Beautiful hilltop home in Cerro Punta, overlooking its own 1/4 acre, kale, rosemary, lettuce, broccoli, celery, cabbage, etc.)
Ahead a green meadow of a thoroughbred horse ranch, Baru Mountain. Back yard looks toward the rain forest, no building or cutting of trees allowed. Tile flooring in living room area with 6-sided wood ceiling. Laundry room and pantry room.
Property has concrete tool shed, equipment shed, possibility for chicken coop and rabbit hutches.
The current owner has a Chinese buyer in Panama City who takes the crops (almost like a contract) and is very good on paying. Not many farmers have this advantage, so buyers would have a good start, if they wanted to continue farming on a small scale.
Very quiet, peaceful, no traffic.
The house has 20 years of tax exemption.
Cerro Punta is a town and corregimiento in Tierras Altas District, Chiriquí Province, Panama. Cerro Punta is located in Panama's western highlands at an altitude is 6,500 feet (2,000 metres), just south of the Continental Divide. Many of the inhabitants of the village and the surrounding areas are indigenous Native Americans. The climate, like the rest of Panama, is tropical with a short dry season and rainy season that extends about 9 – 10 months of the year. Night time temperatures are often cool due to Cerro Punta's relatively high elevation. During the 1970s much of the land was used for cultivating strawberries; households also maintained small mixed-vegetable gardens. The village can be reached by traveling north from the Pan-American highway.
Cerro Punta is named after a hill with that forms which is the highest point of the village at 2300 meters. The original name Cerro de Punta, original name is credited to the Chircana poet Caval Beatriz Miranda, who taught grade school in Cerro Punta. In the 1940s in a meeting to choose the name of the town said: "Cerro Punta your name is written in your mountains."
Cerro Punta has a fairly rugged terrain, with small plains, where most people live. Outside the main area of the town, the houses are widely spaced and the surrounding area is cultivated.
Chiriqui is the most mountainous and highest province in Panama, and Cerro Punta is the highest town in Chiriqui, with elevations ranging from 2000m to 2200m. As such, it shares the tropical rainforest climate of the rest of Panama, with at least 60mm (>2 inches) of rain every month, but is considerably cooler due to the high elevation.

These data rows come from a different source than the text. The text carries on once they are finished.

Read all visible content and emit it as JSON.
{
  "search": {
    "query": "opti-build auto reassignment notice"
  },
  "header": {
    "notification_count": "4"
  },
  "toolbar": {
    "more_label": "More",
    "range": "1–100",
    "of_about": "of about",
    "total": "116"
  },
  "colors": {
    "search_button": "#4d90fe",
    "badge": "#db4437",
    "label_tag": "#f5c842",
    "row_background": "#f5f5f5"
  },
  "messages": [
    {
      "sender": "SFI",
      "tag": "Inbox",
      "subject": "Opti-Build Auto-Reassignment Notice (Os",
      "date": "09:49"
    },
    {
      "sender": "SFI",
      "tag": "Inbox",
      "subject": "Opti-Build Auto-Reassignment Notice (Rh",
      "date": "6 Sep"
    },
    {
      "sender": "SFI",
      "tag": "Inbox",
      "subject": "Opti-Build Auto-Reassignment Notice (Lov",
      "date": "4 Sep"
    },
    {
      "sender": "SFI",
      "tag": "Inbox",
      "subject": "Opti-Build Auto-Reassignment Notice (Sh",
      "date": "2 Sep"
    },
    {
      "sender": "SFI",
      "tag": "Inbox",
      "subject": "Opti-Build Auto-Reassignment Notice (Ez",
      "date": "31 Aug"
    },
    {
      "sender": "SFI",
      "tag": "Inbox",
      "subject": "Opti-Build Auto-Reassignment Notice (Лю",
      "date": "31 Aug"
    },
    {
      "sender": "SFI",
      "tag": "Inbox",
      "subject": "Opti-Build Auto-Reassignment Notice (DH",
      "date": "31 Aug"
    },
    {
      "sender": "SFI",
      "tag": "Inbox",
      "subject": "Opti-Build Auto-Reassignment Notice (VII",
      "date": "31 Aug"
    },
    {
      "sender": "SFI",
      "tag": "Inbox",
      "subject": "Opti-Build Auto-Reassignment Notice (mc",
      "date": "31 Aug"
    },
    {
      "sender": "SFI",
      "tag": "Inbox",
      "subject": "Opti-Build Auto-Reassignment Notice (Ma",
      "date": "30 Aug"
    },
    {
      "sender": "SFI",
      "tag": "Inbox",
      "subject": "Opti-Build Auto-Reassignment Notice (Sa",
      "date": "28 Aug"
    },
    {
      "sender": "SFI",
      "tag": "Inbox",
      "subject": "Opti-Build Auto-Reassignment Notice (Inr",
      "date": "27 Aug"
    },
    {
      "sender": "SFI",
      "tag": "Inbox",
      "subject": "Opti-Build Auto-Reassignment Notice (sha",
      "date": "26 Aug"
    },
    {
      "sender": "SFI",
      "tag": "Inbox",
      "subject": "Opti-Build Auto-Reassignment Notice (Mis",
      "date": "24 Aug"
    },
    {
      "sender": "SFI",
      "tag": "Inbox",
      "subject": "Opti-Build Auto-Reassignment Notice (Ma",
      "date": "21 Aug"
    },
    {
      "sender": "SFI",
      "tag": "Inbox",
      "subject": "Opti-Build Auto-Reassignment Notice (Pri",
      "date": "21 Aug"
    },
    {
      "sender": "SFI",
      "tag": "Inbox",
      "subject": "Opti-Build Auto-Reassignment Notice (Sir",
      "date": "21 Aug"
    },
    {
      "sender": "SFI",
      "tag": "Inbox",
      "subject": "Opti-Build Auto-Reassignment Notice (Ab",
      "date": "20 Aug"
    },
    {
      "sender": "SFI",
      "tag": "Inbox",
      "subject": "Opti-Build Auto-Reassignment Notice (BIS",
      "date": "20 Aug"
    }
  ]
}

Typically, the annual temperature range in Cerro Punta is between a low of 14 C in January and a high of 32 C in April. In terms of extremes, on the very coldest days in Cerro Punta, temperatures may go as low as -1 °C (30 F). Temperatures exceeding 37 C are rare.
Winds are typically light for most of the year, but are strongest during the dry (and sunniest) season, late December through early April.
The rainy season in Cerro Punta (like the rest of Panama) is from late April until mid-December, peaking in September, October and November. Most rain occurs in the afternoon.
Hailstorms occasionally cause some damage to crops such as peas, beans, herbs, cucumbers, strawberries, potatoes, lettuce, coffee and others.
Cerro Punta is divided into several villas such as Guadalupe, Bajo Grande, Entre Ríos, Las Nubes, La Garita, Barrio del Bajito, Las Miranda, Barrio 6, El Pueblo, Las Cumbres, Alto Pineda, El Barrio de la Chacha, Nueva Suiza, Alto Bambito; all of which are situated above 2,000 meters.
It has a land area of 105.1 square kilometres (40.6 sq mi) and had a population of 7,754 as of 2010, giving it a population density of 73.8 inhabitants per square kilometre.
The local economy is based on agriculture. The land is very fertile as a result of being on the slopes of a dormant volcano and due to the cool and moist conditions associated with the higher elevation. Northern Chiriqui has a different kind of climate from the rest of the country, enabling the successful propagation of some crops that would be impossible in the rest of Panama.
Tourism has become another source of income in recent years as the region has a temperate climate, relatively cold within one of the tropical regions in the world. This is interesting for nationals living in the rest of the country and for tourists, because one can enjoy the change of climate and different ecosystems on the same day.
At the highest part of Cerro Punta, the village of Guadalupe at 2197 meters, agriculture dominates but agrotourism and ecotourism are increasing as many come to enjoy the climate, flora and fauna of the Parque Internacional La Amistad (Panama and Costa Rica). Hiking and river rafting are popular activities.
Thoroughbred horse farms are being developed in this area due to lower temperatures and the high elevation (lower oxygen content in the air) makes race horses develop better lung capacity, enabling them to compete successfully in international competitions.